In a rich Danish tomb there were still fragments of a small wooden table, the top of which was a sort of slightly hollowed-out bronze dish that may have served as a dressing table. The usual tables of the Vikings must have had the aspect of all those of the Middle Ages, long and narrow, such as those represented on the Bayeux Tapestry.
In the dwellings which were set on fire, it was possible for the researchers to locate the place where the loom was located thanks to all the weights fallen on the ground.
The benches and the beds were provided with heavy covers of which fragments were discovered in the burial of Oseberg. Remains of feather pillows have also been identified at various archaeological sites.
The cauldrons, suspended by chains above the hearth, were made of riveted iron, copper sheets, or cut out of soapstone which is easily hollowed out and retains heat for a long time. The latter must have been the most prized because they are the most commonly found during excavations.
In addition to the light from the fireplace, the house could be lit, if necessary, with softwood torches.
The most important and widespread source of light, both in the city and in the countryside, was the stone, ceramic or metal oil lamp.
Wax candles only appeared with the conversion to Christianity towards the end of the 10th century. However, since beeswax resources were limited, tallow candles were more common.
There is little information about interior decoration. Some furniture had to be painted. Chemical analyses have detected the presence of pigments of different colors (white, red, green, black and yellow) on wooden objects unearthed by archaeologists in the burial chamber of King Gorm the Elder in Jelling.

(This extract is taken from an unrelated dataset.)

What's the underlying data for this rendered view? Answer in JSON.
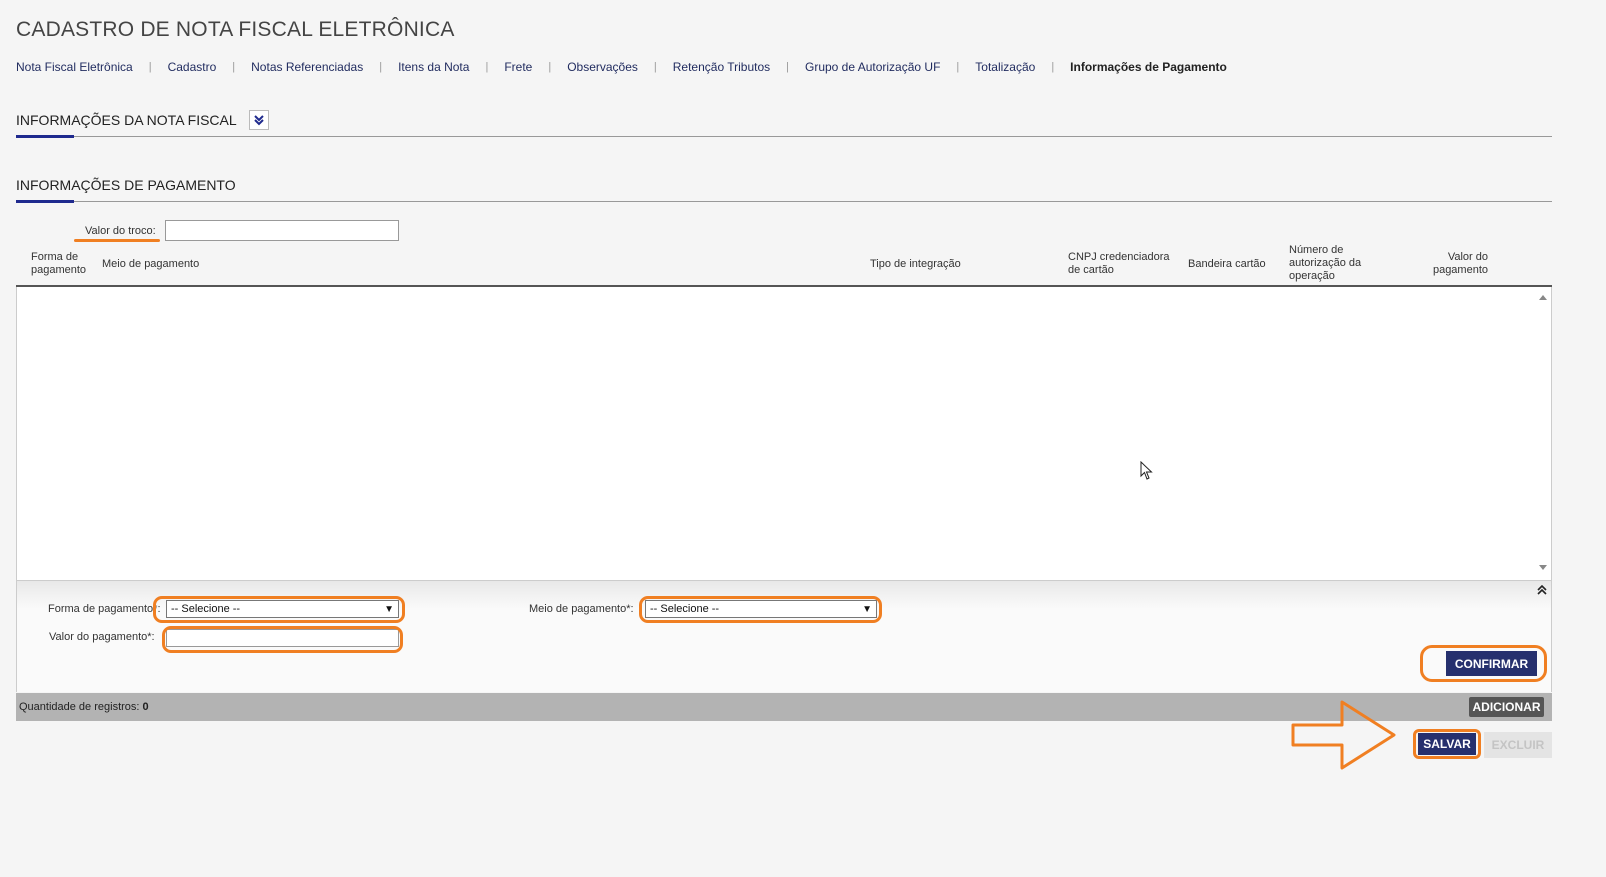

The richest interiors were embellished with engravings and carvings made on the posts and door jambs, as well as with tapestries, like the one discovered in the Oseberg tomb-ship, or with frescoes.